A trust or estate can also be regarded as a channel for tax purposes because the incomes of the trust flow out to its beneficiaries for them to spend as they like. Naturally, such amounts are regarded as income to the beneficiaries and, in order to ensure that the trust is not taxed on the same income twice, the ITA provides the trust with a deduction for all amounts going out to beneficiaries. There are two situations in which a trust or estate may flow income through to its beneficiaries and claim a deduction:
1) Where the trust or estate actually distributes the income to its beneficiaries; and
2) Where the income is “payable”, although not actually paid, to the beneficiaries.
Though there are no provisions in the ITA for determining the residence of a trust or estate, subsection 104(1) of the ITA states that a reference to a trust or estate in the ITA is to be read as a reference to the trustee, executor, or other legal representative “having ownership or control of the trust property”. As the clause indicates, the relevance of the residence of the trustees becomes a question of fact to be determined according to the circumstances in each case. In general, a trust is considered to be located where the trustee, executor, administrator, or other legal representative who manages the trust or controls the trust’s assets resides.

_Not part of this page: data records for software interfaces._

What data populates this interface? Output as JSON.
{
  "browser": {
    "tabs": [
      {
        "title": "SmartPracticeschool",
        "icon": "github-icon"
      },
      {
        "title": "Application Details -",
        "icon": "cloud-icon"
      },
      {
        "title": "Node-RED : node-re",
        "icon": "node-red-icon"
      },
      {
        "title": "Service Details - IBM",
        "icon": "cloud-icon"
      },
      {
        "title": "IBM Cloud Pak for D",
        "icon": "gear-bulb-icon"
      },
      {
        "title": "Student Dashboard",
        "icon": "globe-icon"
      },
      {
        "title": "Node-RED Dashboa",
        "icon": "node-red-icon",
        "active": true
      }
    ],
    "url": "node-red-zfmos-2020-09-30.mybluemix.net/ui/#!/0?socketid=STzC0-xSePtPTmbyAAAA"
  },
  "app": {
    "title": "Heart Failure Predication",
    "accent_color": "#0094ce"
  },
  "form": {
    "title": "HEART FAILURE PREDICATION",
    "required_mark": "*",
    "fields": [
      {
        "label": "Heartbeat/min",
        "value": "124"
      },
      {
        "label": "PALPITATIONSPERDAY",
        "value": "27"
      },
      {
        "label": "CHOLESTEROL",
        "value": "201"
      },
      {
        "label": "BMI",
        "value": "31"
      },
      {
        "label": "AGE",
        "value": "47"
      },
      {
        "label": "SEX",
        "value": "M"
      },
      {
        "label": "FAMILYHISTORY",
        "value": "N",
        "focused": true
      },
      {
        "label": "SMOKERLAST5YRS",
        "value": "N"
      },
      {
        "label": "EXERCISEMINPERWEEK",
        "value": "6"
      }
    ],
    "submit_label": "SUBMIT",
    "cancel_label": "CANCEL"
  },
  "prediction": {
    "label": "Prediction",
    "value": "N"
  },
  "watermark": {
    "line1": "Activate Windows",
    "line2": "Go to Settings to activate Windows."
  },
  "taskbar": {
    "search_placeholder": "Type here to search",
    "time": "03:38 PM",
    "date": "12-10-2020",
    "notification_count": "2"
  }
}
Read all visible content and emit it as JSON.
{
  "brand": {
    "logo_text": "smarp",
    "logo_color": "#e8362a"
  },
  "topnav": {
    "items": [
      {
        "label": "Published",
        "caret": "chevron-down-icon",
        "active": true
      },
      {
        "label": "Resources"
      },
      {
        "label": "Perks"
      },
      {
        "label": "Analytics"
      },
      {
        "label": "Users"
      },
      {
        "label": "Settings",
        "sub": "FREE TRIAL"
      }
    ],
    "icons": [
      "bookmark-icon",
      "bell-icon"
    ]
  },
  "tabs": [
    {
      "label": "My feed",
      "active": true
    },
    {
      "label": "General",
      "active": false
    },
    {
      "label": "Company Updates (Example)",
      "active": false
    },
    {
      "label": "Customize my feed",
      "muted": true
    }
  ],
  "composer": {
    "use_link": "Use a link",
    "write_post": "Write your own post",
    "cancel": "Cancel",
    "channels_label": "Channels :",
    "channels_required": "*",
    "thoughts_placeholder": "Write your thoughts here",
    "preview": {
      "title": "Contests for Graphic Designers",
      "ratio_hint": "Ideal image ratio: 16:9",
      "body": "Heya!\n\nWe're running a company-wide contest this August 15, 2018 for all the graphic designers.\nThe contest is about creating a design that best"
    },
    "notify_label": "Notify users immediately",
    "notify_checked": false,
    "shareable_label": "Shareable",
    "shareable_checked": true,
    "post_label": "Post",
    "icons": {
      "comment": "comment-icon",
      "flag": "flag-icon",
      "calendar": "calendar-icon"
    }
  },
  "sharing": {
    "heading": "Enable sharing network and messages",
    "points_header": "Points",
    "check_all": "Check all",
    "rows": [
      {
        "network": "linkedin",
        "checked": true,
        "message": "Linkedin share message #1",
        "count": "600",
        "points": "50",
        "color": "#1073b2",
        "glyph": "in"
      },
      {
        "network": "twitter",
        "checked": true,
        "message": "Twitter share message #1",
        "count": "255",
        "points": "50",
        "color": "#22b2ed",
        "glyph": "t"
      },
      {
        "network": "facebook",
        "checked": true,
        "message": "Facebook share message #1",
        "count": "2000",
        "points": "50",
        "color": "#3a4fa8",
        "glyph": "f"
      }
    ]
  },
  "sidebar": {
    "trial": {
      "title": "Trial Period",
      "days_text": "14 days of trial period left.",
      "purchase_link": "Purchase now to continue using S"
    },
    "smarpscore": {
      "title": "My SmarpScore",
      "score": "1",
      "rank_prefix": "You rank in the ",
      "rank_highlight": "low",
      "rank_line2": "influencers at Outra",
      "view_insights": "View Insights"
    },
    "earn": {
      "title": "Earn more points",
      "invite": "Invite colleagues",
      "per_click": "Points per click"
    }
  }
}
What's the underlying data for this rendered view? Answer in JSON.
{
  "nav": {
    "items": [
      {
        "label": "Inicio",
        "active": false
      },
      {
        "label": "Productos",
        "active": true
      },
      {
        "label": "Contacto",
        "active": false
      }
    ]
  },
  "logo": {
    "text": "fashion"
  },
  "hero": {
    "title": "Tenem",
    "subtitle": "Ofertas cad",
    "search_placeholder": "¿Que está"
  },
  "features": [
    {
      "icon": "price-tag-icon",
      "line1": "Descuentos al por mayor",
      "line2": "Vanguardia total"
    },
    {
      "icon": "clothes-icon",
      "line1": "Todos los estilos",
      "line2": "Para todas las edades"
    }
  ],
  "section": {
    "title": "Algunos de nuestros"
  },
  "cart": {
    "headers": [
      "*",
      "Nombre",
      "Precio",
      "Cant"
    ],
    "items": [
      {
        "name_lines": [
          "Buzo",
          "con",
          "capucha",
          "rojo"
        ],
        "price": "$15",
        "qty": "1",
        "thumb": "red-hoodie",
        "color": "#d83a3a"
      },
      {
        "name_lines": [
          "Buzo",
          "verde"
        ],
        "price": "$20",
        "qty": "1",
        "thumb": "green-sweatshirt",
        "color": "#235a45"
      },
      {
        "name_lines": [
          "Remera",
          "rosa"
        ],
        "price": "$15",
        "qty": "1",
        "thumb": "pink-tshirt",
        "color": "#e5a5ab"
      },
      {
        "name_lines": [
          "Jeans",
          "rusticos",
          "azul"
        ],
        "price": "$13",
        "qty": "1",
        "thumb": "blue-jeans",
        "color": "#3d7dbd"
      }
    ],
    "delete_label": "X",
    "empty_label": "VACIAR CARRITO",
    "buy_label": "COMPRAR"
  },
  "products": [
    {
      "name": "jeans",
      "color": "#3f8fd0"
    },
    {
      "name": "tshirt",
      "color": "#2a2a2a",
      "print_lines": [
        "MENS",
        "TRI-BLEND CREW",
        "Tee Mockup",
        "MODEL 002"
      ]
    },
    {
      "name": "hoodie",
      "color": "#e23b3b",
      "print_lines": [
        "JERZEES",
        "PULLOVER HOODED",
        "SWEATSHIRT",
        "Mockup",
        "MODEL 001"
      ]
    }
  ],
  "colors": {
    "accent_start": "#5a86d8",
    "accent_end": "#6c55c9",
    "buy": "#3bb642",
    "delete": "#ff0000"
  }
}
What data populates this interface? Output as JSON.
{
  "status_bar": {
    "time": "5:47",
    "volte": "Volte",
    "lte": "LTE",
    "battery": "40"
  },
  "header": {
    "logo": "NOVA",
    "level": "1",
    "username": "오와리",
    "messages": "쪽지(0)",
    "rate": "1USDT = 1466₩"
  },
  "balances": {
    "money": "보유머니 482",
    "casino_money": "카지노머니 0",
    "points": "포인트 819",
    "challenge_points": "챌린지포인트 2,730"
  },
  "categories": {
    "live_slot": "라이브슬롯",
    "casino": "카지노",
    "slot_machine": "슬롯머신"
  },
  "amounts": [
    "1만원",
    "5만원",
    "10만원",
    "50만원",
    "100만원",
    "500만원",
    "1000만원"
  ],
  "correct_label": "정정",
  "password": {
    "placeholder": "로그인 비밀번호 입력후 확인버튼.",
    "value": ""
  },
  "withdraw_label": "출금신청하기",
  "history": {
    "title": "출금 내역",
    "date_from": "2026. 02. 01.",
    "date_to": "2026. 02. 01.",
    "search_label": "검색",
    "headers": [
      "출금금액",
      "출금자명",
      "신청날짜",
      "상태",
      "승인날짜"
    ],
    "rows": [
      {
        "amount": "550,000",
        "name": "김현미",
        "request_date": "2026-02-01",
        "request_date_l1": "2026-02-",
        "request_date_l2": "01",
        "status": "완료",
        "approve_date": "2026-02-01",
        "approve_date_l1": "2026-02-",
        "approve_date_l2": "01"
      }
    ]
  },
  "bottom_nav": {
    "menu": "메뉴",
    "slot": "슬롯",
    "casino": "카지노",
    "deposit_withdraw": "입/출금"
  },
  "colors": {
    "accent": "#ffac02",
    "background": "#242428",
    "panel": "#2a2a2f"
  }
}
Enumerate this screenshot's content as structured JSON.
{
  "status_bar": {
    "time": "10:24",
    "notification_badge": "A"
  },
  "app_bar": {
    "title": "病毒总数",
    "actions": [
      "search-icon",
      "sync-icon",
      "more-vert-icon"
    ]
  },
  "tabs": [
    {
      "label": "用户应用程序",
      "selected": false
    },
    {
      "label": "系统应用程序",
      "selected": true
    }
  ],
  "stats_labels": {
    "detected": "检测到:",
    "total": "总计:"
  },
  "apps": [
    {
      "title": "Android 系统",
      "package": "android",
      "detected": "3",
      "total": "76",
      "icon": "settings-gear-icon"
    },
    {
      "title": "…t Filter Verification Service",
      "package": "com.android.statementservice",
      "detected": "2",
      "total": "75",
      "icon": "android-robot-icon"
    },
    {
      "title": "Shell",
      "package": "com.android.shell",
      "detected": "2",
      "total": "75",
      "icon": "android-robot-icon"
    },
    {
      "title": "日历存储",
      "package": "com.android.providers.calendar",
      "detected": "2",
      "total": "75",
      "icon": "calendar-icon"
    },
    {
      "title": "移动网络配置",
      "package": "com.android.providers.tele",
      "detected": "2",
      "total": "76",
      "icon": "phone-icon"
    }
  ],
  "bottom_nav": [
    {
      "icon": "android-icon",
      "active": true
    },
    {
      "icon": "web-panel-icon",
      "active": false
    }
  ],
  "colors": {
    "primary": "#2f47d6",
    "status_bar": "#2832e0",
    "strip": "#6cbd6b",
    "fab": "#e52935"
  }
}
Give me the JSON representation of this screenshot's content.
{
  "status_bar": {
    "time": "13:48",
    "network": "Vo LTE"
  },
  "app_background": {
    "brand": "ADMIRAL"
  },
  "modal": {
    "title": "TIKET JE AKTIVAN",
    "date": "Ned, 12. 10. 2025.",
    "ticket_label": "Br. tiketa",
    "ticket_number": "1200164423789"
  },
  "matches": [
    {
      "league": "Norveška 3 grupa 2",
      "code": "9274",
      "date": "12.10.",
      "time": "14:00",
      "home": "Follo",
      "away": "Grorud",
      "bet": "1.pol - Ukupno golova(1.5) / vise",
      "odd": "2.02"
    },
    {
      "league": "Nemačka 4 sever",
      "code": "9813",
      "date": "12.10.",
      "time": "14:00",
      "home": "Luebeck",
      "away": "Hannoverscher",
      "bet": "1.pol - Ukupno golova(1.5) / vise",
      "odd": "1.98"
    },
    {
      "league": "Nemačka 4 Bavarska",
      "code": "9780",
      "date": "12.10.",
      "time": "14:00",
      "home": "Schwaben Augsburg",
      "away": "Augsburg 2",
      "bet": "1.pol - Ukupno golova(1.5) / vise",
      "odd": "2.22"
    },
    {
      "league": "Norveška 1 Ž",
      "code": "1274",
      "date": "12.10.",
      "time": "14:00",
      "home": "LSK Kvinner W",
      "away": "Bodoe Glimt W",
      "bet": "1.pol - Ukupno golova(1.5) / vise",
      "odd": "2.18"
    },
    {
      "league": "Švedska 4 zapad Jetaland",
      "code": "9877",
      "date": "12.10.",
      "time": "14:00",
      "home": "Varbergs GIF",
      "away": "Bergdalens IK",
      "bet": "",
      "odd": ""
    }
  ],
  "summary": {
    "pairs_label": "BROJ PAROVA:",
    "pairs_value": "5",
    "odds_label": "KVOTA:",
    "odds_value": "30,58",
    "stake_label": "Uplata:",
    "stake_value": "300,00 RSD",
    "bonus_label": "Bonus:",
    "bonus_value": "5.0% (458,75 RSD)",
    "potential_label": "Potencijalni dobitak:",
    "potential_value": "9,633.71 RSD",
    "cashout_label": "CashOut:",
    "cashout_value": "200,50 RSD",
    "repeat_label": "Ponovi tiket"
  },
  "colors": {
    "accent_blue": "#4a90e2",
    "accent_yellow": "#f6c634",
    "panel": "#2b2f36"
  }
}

For an inter vivos trust, the taxation year has to always coincide with the calendar year (ITA, ss. 104(2) and 249(1)). The taxation year, for a testamentary trust or estate could (but need not) be the calendar year. Under ITA, s. 104(23) it can be the period for which the accounts of the trust are ordinarily made up, or, in the absence of an established practice, any period adopted by the trustees for that purpose, provided the period does not exceed twelve months. The day after the death of the taxpayer is the beginning of the first taxation period of a testamentary trust, which ends at any time within the next twelve months selected by the trustees. For maximum deferral of tax, usually the fiscal year of a testamentary trust or estate is based on the twelve month period following the day of the taxpayer’s death. However, for convenience of accounting or timing of income, a personal representative would perhaps like to select some other fiscal period. A change in the taxation year of a testamentary trust can only be made with the permission of the Minister of National Revenue.